## TASK INPUTS

——

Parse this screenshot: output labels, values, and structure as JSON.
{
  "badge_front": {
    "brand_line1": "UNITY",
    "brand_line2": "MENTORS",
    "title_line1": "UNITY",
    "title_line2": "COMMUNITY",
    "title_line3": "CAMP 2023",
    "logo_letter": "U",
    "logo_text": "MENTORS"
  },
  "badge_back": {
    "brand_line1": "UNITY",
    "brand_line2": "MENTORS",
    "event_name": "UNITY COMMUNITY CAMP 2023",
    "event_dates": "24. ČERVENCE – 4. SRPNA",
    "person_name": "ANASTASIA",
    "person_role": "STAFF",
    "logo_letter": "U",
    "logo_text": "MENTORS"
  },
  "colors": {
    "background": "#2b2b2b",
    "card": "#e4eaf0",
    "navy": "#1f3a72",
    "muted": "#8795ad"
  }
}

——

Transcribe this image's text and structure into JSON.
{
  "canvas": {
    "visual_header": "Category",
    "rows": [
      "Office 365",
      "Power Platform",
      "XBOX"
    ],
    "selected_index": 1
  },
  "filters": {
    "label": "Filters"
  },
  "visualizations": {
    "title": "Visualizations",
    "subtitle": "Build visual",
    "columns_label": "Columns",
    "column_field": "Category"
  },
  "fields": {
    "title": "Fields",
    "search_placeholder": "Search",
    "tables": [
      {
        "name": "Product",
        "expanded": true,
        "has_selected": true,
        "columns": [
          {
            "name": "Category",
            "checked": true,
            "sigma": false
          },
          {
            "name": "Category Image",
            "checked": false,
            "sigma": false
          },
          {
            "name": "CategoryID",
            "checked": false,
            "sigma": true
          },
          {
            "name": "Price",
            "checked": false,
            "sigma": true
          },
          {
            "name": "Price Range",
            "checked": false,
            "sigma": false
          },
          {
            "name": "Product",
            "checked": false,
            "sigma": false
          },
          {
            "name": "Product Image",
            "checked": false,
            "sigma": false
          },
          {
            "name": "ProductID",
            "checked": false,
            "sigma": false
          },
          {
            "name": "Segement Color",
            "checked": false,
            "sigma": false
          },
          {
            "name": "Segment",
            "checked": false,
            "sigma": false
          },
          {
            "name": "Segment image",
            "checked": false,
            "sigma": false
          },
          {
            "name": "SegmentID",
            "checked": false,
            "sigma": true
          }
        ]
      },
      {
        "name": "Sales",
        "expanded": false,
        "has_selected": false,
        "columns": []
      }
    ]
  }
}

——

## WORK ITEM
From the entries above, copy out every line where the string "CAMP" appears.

## ANSWER
    "title_line3": "CAMP 2023",
    "event_name": "UNITY COMMUNITY CAMP 2023",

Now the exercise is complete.